◆ Exercise ◆
Except for the images, repeat the entries below word for word.

+-------+

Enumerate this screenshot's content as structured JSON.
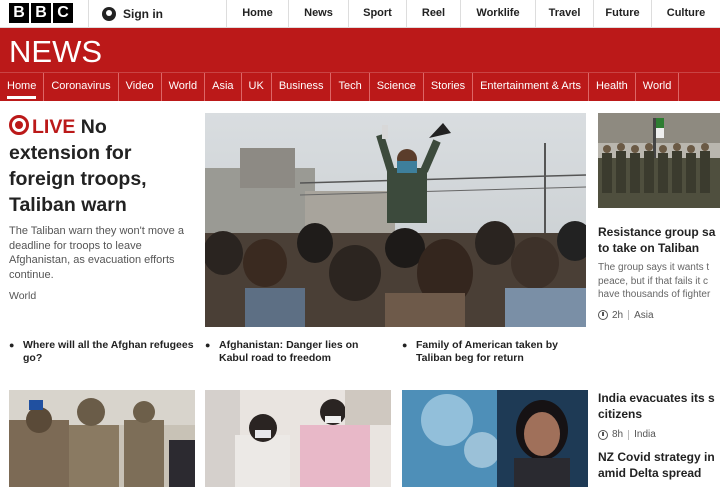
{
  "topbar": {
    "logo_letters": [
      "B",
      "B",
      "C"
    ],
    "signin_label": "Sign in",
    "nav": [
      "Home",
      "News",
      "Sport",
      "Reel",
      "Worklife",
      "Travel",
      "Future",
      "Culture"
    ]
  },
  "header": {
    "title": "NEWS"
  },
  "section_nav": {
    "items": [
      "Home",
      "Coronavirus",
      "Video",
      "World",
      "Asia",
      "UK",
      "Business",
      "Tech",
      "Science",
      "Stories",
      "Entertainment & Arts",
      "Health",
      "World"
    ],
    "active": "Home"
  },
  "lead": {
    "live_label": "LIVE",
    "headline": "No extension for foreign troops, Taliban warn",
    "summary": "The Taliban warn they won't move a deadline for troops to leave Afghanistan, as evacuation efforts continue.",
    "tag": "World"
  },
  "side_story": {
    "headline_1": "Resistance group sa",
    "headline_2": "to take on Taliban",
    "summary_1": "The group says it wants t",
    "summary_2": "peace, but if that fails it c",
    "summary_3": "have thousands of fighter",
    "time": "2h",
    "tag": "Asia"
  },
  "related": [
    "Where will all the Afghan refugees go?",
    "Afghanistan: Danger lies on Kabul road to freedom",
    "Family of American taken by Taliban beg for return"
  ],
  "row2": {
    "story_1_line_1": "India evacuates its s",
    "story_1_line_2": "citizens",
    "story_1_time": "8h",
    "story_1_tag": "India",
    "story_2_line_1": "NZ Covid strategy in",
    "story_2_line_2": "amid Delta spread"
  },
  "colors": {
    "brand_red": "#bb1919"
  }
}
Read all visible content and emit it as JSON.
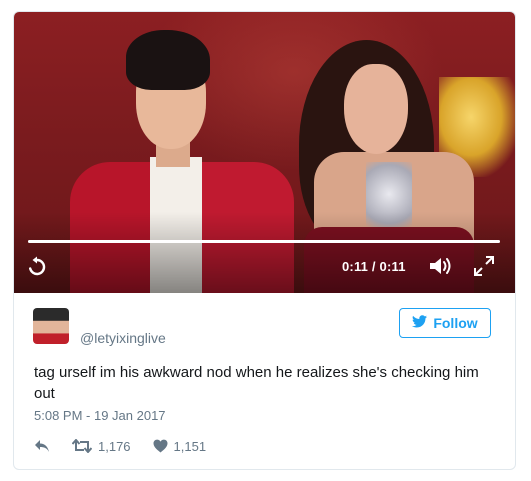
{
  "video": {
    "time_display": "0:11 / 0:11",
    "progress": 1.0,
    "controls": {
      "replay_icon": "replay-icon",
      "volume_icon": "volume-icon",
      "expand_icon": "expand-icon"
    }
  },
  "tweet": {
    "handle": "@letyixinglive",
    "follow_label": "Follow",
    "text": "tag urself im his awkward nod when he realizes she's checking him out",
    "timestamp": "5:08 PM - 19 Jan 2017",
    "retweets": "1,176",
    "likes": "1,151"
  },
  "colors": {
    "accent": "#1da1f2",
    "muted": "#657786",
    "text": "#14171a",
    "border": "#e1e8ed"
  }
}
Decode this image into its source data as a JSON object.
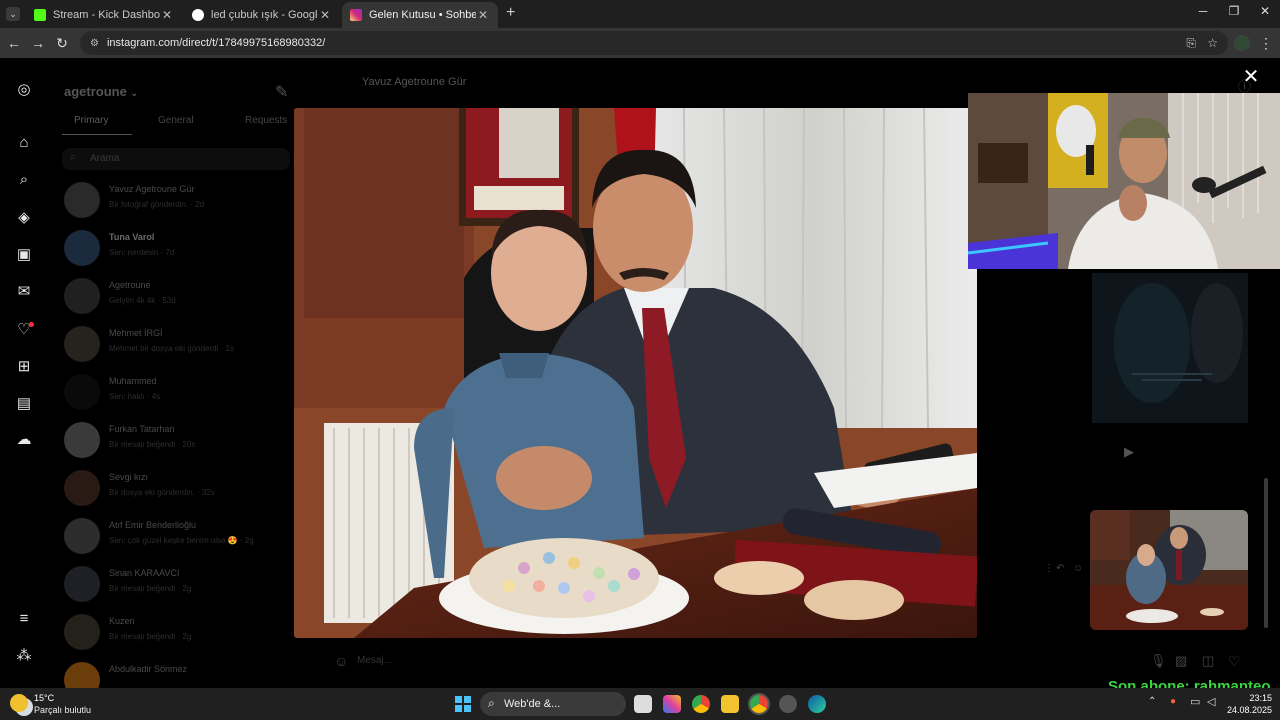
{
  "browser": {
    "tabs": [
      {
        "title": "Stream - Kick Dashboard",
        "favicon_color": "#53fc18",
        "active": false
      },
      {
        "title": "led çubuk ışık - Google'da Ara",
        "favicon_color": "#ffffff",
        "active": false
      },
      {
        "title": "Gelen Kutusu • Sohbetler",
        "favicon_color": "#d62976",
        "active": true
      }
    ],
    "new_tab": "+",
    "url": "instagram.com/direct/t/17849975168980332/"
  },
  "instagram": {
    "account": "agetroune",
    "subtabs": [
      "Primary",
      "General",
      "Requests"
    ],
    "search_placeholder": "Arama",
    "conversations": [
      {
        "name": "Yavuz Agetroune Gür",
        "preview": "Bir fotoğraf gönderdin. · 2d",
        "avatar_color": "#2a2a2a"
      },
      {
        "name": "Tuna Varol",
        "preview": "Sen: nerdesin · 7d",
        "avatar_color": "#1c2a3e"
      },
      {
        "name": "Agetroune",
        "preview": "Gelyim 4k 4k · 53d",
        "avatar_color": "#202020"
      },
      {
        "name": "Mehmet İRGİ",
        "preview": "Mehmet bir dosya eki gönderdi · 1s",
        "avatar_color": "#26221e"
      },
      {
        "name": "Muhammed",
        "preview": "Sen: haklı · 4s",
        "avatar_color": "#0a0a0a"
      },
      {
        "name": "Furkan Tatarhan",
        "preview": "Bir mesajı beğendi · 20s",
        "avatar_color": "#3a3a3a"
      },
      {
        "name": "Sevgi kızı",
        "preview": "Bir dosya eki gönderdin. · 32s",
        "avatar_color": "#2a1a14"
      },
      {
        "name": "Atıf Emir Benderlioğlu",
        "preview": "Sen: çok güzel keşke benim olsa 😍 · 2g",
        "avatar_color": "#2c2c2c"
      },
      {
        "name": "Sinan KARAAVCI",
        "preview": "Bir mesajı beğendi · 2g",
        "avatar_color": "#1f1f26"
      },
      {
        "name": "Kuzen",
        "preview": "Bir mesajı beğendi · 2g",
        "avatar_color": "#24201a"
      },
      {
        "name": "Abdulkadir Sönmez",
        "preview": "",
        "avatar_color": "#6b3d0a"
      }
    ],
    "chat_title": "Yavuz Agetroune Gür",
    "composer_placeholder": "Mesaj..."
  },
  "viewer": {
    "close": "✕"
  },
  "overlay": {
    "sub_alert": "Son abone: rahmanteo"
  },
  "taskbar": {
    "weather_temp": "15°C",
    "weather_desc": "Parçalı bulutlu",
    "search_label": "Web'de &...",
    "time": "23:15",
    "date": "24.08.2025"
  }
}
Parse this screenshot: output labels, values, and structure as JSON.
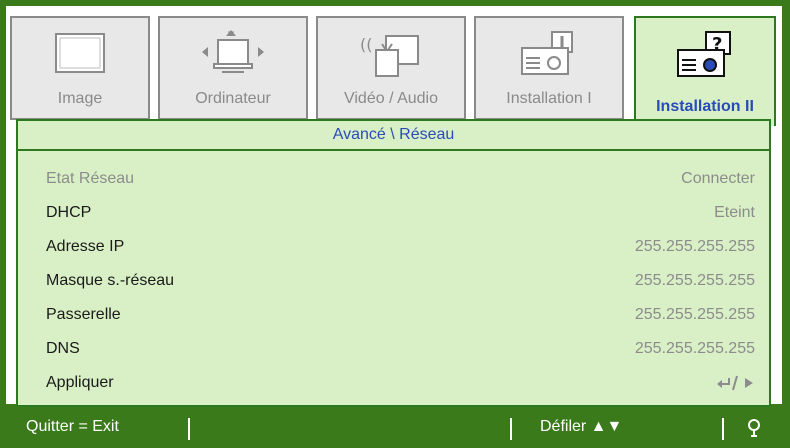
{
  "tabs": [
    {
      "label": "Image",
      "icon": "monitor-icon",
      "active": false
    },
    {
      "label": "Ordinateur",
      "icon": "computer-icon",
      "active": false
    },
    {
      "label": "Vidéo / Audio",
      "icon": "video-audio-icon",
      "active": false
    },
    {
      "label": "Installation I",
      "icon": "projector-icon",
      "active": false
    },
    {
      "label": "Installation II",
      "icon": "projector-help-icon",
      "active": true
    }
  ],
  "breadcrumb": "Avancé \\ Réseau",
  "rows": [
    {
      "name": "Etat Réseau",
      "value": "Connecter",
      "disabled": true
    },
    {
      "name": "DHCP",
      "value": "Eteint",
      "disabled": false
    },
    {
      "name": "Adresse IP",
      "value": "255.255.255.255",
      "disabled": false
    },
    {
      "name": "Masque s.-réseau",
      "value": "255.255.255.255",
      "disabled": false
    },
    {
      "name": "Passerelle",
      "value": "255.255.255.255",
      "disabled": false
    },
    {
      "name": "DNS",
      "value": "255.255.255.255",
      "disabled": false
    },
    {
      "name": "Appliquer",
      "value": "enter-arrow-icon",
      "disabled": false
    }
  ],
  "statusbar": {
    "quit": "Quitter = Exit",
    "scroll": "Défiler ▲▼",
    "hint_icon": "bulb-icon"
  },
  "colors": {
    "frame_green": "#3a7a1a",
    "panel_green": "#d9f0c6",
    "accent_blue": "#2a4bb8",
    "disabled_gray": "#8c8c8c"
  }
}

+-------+

◆ Output for this exercise ◆
Enumerate this screenshot's content as structured JSON.
{
  "topbar": {
    "logo_letters": [
      "B",
      "B",
      "C"
    ],
    "signin_label": "Sign in",
    "nav": [
      "Home",
      "News",
      "Sport",
      "Reel",
      "Worklife",
      "Travel",
      "Future",
      "Culture"
    ]
  },
  "header": {
    "title": "NEWS"
  },
  "section_nav": {
    "items": [
      "Home",
      "Coronavirus",
      "Video",
      "World",
      "Asia",
      "UK",
      "Business",
      "Tech",
      "Science",
      "Stories",
      "Entertainment & Arts",
      "Health",
      "World"
    ],
    "active": "Home"
  },
  "lead": {
    "live_label": "LIVE",
    "headline": "No extension for foreign troops, Taliban warn",
    "summary": "The Taliban warn they won't move a deadline for troops to leave Afghanistan, as evacuation efforts continue.",
    "tag": "World"
  },
  "side_story": {
    "headline_1": "Resistance group sa",
    "headline_2": "to take on Taliban",
    "summary_1": "The group says it wants t",
    "summary_2": "peace, but if that fails it c",
    "summary_3": "have thousands of fighter",
    "time": "2h",
    "tag": "Asia"
  },
  "related": [
    "Where will all the Afghan refugees go?",
    "Afghanistan: Danger lies on Kabul road to freedom",
    "Family of American taken by Taliban beg for return"
  ],
  "row2": {
    "story_1_line_1": "India evacuates its s",
    "story_1_line_2": "citizens",
    "story_1_time": "8h",
    "story_1_tag": "India",
    "story_2_line_1": "NZ Covid strategy in",
    "story_2_line_2": "amid Delta spread"
  },
  "colors": {
    "brand_red": "#bb1919"
  }
}
Read all visible content and emit it as JSON.
{
  "video": {
    "time_display": "0:11 / 0:11",
    "progress": 1.0,
    "controls": {
      "replay_icon": "replay-icon",
      "volume_icon": "volume-icon",
      "expand_icon": "expand-icon"
    }
  },
  "tweet": {
    "handle": "@letyixinglive",
    "follow_label": "Follow",
    "text": "tag urself im his awkward nod when he realizes she's checking him out",
    "timestamp": "5:08 PM - 19 Jan 2017",
    "retweets": "1,176",
    "likes": "1,151"
  },
  "colors": {
    "accent": "#1da1f2",
    "muted": "#657786",
    "text": "#14171a",
    "border": "#e1e8ed"
  }
}
Decode this image into its source data as a JSON object.
{
  "browser": {
    "tabs": [
      {
        "title": "Stream - Kick Dashboard",
        "favicon_color": "#53fc18",
        "active": false
      },
      {
        "title": "led çubuk ışık - Google'da Ara",
        "favicon_color": "#ffffff",
        "active": false
      },
      {
        "title": "Gelen Kutusu • Sohbetler",
        "favicon_color": "#d62976",
        "active": true
      }
    ],
    "new_tab": "+",
    "url": "instagram.com/direct/t/17849975168980332/"
  },
  "instagram": {
    "account": "agetroune",
    "subtabs": [
      "Primary",
      "General",
      "Requests"
    ],
    "search_placeholder": "Arama",
    "conversations": [
      {
        "name": "Yavuz Agetroune Gür",
        "preview": "Bir fotoğraf gönderdin. · 2d",
        "avatar_color": "#2a2a2a"
      },
      {
        "name": "Tuna Varol",
        "preview": "Sen: nerdesin · 7d",
        "avatar_color": "#1c2a3e"
      },
      {
        "name": "Agetroune",
        "preview": "Gelyim 4k 4k · 53d",
        "avatar_color": "#202020"
      },
      {
        "name": "Mehmet İRGİ",
        "preview": "Mehmet bir dosya eki gönderdi · 1s",
        "avatar_color": "#26221e"
      },
      {
        "name": "Muhammed",
        "preview": "Sen: haklı · 4s",
        "avatar_color": "#0a0a0a"
      },
      {
        "name": "Furkan Tatarhan",
        "preview": "Bir mesajı beğendi · 20s",
        "avatar_color": "#3a3a3a"
      },
      {
        "name": "Sevgi kızı",
        "preview": "Bir dosya eki gönderdin. · 32s",
        "avatar_color": "#2a1a14"
      },
      {
        "name": "Atıf Emir Benderlioğlu",
        "preview": "Sen: çok güzel keşke benim olsa 😍 · 2g",
        "avatar_color": "#2c2c2c"
      },
      {
        "name": "Sinan KARAAVCI",
        "preview": "Bir mesajı beğendi · 2g",
        "avatar_color": "#1f1f26"
      },
      {
        "name": "Kuzen",
        "preview": "Bir mesajı beğendi · 2g",
        "avatar_color": "#24201a"
      },
      {
        "name": "Abdulkadir Sönmez",
        "preview": "",
        "avatar_color": "#6b3d0a"
      }
    ],
    "chat_title": "Yavuz Agetroune Gür",
    "composer_placeholder": "Mesaj..."
  },
  "viewer": {
    "close": "✕"
  },
  "overlay": {
    "sub_alert": "Son abone: rahmanteo"
  },
  "taskbar": {
    "weather_temp": "15°C",
    "weather_desc": "Parçalı bulutlu",
    "search_label": "Web'de &...",
    "time": "23:15",
    "date": "24.08.2025"
  }
}
Parse this screenshot: output labels, values, and structure as JSON.
{
  "tabs": [
    {
      "label": "Image",
      "icon": "monitor-icon",
      "active": false
    },
    {
      "label": "Ordinateur",
      "icon": "computer-icon",
      "active": false
    },
    {
      "label": "Vidéo / Audio",
      "icon": "video-audio-icon",
      "active": false
    },
    {
      "label": "Installation I",
      "icon": "projector-icon",
      "active": false
    },
    {
      "label": "Installation II",
      "icon": "projector-help-icon",
      "active": true
    }
  ],
  "breadcrumb": "Avancé \\ Réseau",
  "rows": [
    {
      "name": "Etat Réseau",
      "value": "Connecter",
      "disabled": true
    },
    {
      "name": "DHCP",
      "value": "Eteint",
      "disabled": false
    },
    {
      "name": "Adresse IP",
      "value": "255.255.255.255",
      "disabled": false
    },
    {
      "name": "Masque s.-réseau",
      "value": "255.255.255.255",
      "disabled": false
    },
    {
      "name": "Passerelle",
      "value": "255.255.255.255",
      "disabled": false
    },
    {
      "name": "DNS",
      "value": "255.255.255.255",
      "disabled": false
    },
    {
      "name": "Appliquer",
      "value": "enter-arrow-icon",
      "disabled": false
    }
  ],
  "statusbar": {
    "quit": "Quitter = Exit",
    "scroll": "Défiler ▲▼",
    "hint_icon": "bulb-icon"
  },
  "colors": {
    "frame_green": "#3a7a1a",
    "panel_green": "#d9f0c6",
    "accent_blue": "#2a4bb8",
    "disabled_gray": "#8c8c8c"
  }
}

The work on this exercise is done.